A basketball sleeve, like the wristband, is an accessory that basketball players wear. Made out of nylon and spandex, it extends from the biceps to the wrist. It is sometimes called a shooter sleeve or an arm sleeve.
National Basketball Association player Allen Iverson began using a basketball sleeve during the 2000-01 season due to bursitis in his right elbow. Afterward, fans wore the sleeve as a fashion statement, and by 2008, the sleeves were the most popular non-apparel items sold by the league, according to an NBA Store spokesperson. Other players, including Ray Allen, Carmelo Anthony, Dwyane Wade, Kobe Bryant, and LeBron James have worn the sleeves as well.
Iverson continued wearing his basketball sleeve long after his elbow had healed, which led Steven Kotler of Psychology Today to suggest that the sleeve may act as a placebo to prevent future injuries.
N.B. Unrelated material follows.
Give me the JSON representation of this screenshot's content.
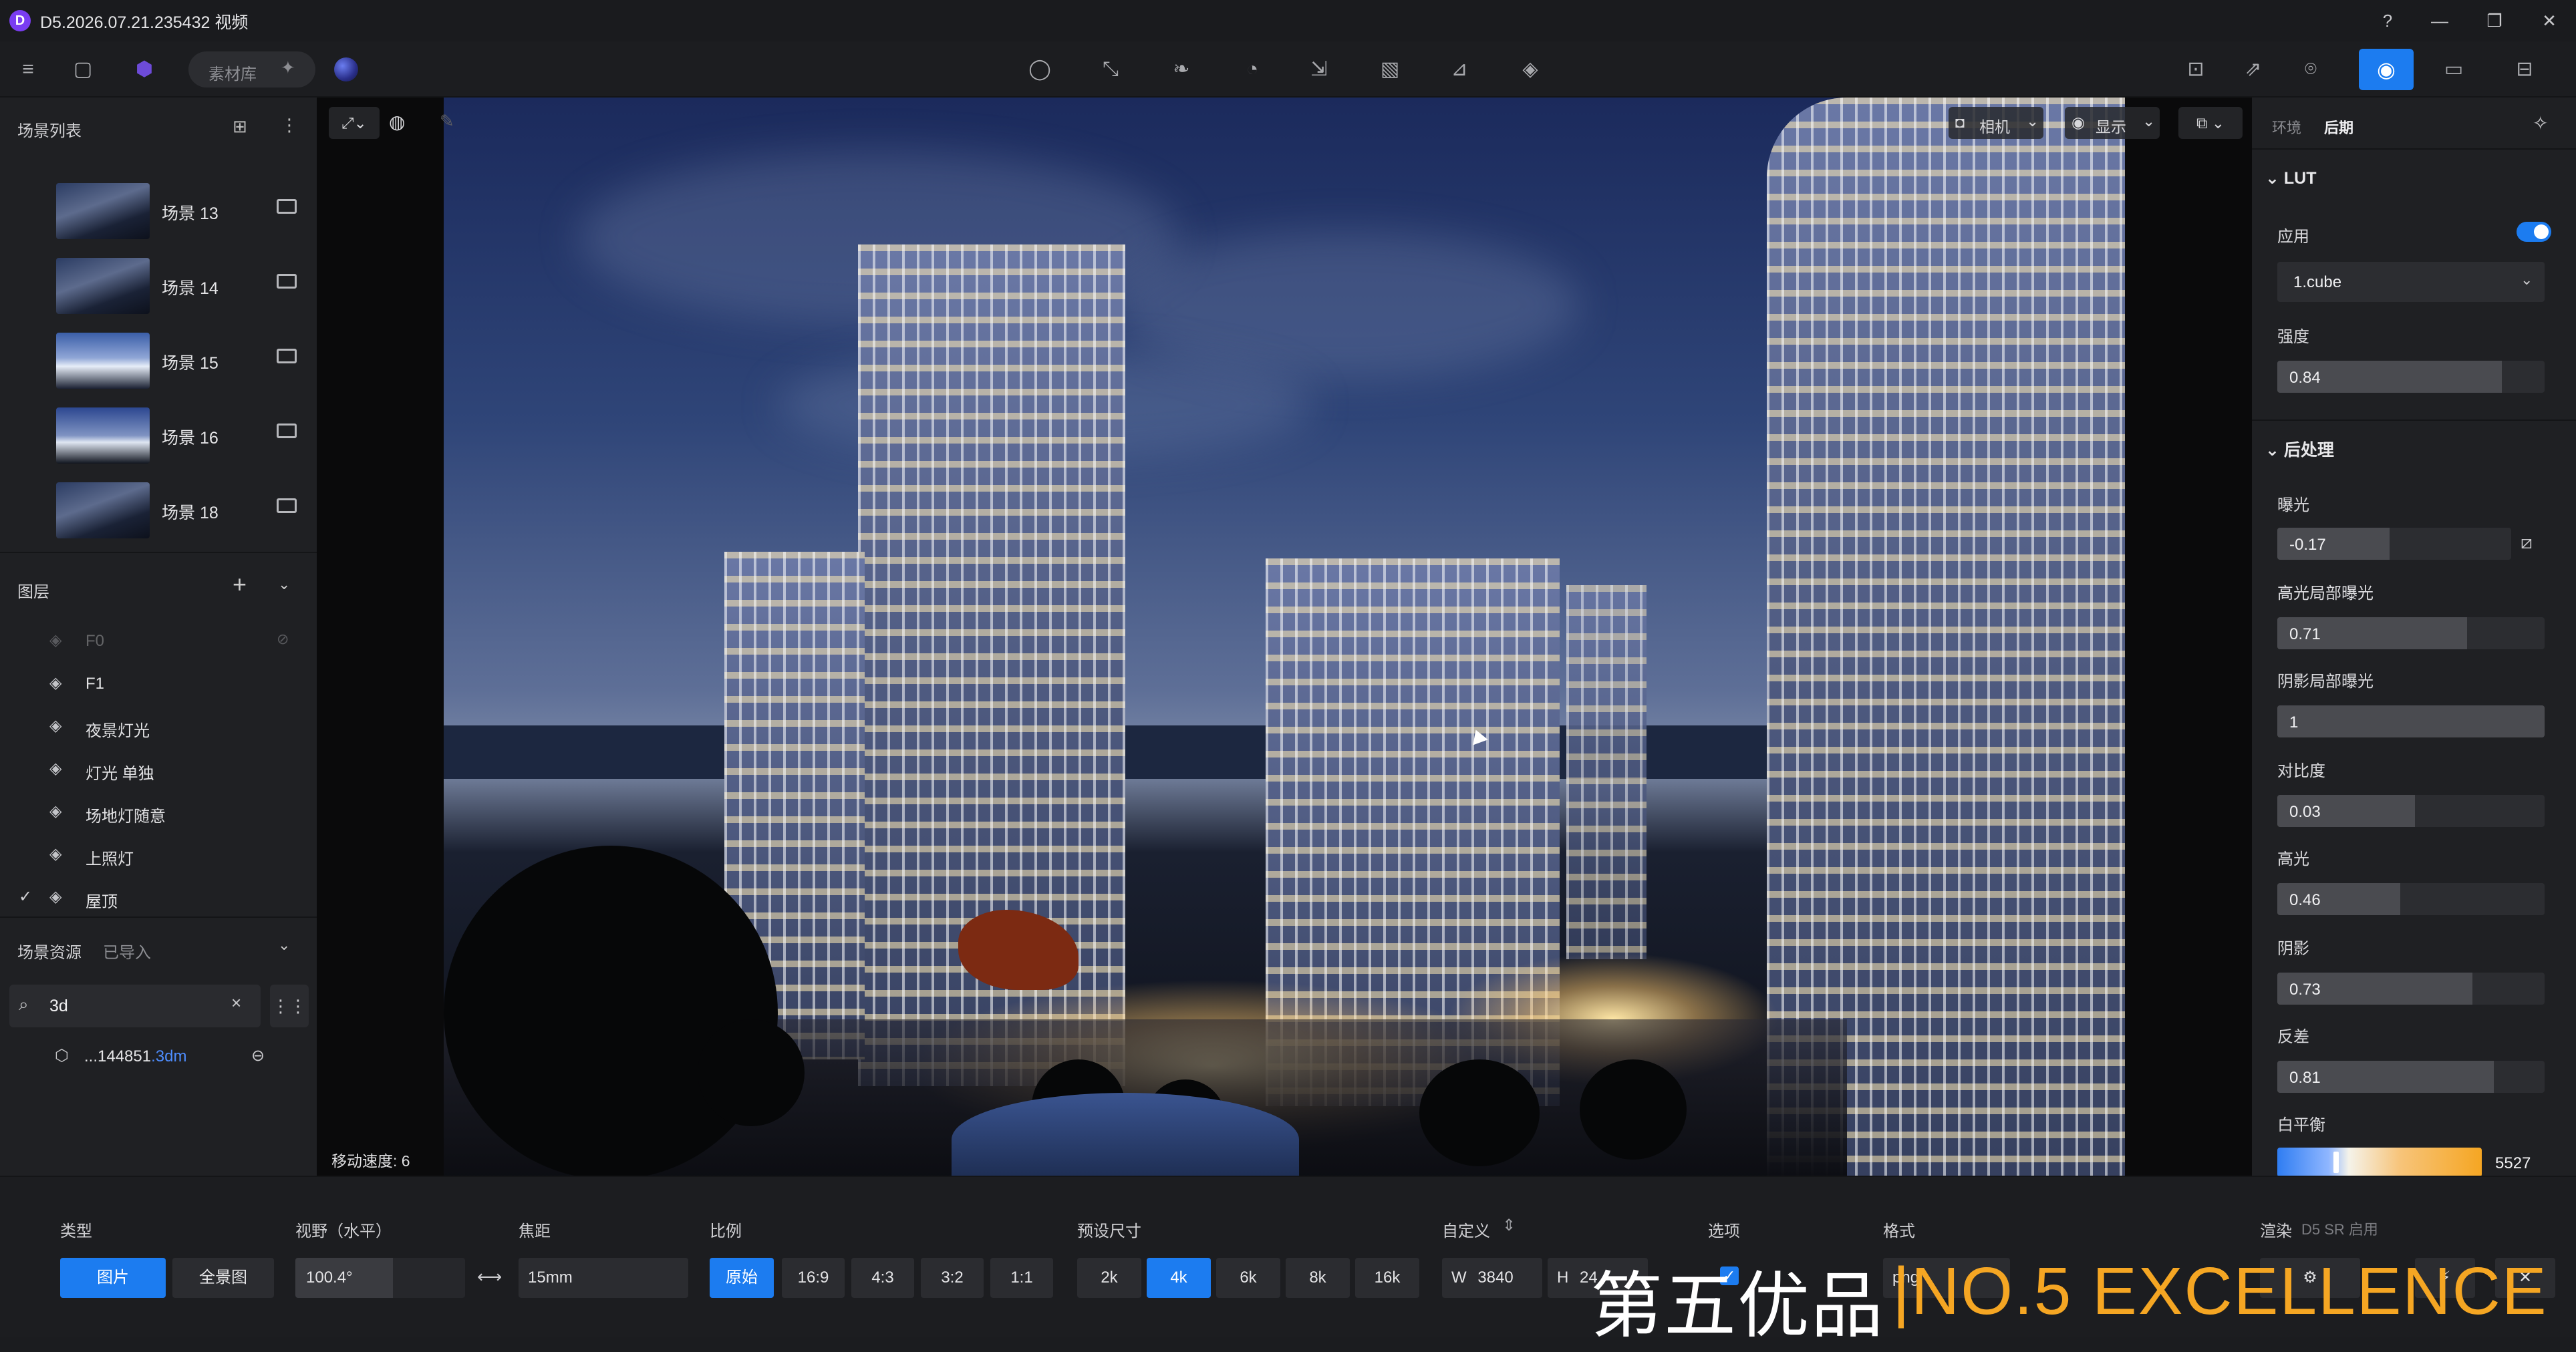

- "Iverson fans: what's up with your sleeve?". Detroit Free Press. December 7, 2008. Retrieved on January 8, 2009.
- David Lee Morgan. "LeBron's arm sleeve will multiply". Akron Beacon Journal. January 4, 2007. Retrieved on January 8, 2009.
- Chris Broussard. "Now a Leader, Iverson Turns Image Around". New York Times. June 5, 2001. Retrieved on December 31, 2008.
- Larry Platt. Only the Strong Survive. Harper Collins, 2003. 9.
- Rovell, Darren (May 16, 2008). "Headbands Help Boost NBA's Bottom Line". SportsBiz (CNBC).
- Steven Kotler. "Allen Iverson, Kobe Bryant and Basketball's Placebo effect". Psychology Today. April 17, 2008. Retrieved on January 8, 2009.